Information
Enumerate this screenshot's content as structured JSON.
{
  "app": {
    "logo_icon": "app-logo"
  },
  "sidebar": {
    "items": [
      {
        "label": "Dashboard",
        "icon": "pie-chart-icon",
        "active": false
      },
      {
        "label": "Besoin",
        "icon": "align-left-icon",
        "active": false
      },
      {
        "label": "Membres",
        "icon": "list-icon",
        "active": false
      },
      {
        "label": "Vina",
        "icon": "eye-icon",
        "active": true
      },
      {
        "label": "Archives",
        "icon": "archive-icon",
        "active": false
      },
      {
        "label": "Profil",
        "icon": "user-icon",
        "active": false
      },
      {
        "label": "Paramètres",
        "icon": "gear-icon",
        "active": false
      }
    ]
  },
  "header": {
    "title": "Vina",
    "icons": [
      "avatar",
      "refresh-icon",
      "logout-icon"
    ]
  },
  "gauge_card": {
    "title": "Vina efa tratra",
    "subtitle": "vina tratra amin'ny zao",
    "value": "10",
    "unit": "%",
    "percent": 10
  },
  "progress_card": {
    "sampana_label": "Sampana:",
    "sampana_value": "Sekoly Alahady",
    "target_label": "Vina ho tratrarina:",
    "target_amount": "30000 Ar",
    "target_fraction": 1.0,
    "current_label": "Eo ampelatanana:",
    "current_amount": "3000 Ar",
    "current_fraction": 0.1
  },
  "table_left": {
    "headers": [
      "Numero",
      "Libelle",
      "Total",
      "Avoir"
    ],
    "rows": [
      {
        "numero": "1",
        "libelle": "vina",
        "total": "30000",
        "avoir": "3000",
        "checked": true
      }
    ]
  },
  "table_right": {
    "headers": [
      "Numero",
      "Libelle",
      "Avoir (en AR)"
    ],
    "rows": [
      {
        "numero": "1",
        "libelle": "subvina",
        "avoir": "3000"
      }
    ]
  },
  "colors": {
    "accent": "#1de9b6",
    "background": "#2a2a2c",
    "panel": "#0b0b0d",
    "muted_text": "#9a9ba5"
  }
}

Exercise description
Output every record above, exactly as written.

Response below
Enumerate this screenshot's content as structured JSON.
{
  "app": {
    "logo_icon": "app-logo"
  },
  "sidebar": {
    "items": [
      {
        "label": "Dashboard",
        "icon": "pie-chart-icon",
        "active": false
      },
      {
        "label": "Besoin",
        "icon": "align-left-icon",
        "active": false
      },
      {
        "label": "Membres",
        "icon": "list-icon",
        "active": false
      },
      {
        "label": "Vina",
        "icon": "eye-icon",
        "active": true
      },
      {
        "label": "Archives",
        "icon": "archive-icon",
        "active": false
      },
      {
        "label": "Profil",
        "icon": "user-icon",
        "active": false
      },
      {
        "label": "Paramètres",
        "icon": "gear-icon",
        "active": false
      }
    ]
  },
  "header": {
    "title": "Vina",
    "icons": [
      "avatar",
      "refresh-icon",
      "logout-icon"
    ]
  },
  "gauge_card": {
    "title": "Vina efa tratra",
    "subtitle": "vina tratra amin'ny zao",
    "value": "10",
    "unit": "%",
    "percent": 10
  },
  "progress_card": {
    "sampana_label": "Sampana:",
    "sampana_value": "Sekoly Alahady",
    "target_label": "Vina ho tratrarina:",
    "target_amount": "30000 Ar",
    "target_fraction": 1.0,
    "current_label": "Eo ampelatanana:",
    "current_amount": "3000 Ar",
    "current_fraction": 0.1
  },
  "table_left": {
    "headers": [
      "Numero",
      "Libelle",
      "Total",
      "Avoir"
    ],
    "rows": [
      {
        "numero": "1",
        "libelle": "vina",
        "total": "30000",
        "avoir": "3000",
        "checked": true
      }
    ]
  },
  "table_right": {
    "headers": [
      "Numero",
      "Libelle",
      "Avoir (en AR)"
    ],
    "rows": [
      {
        "numero": "1",
        "libelle": "subvina",
        "avoir": "3000"
      }
    ]
  },
  "colors": {
    "accent": "#1de9b6",
    "background": "#2a2a2c",
    "panel": "#0b0b0d",
    "muted_text": "#9a9ba5"
  }
}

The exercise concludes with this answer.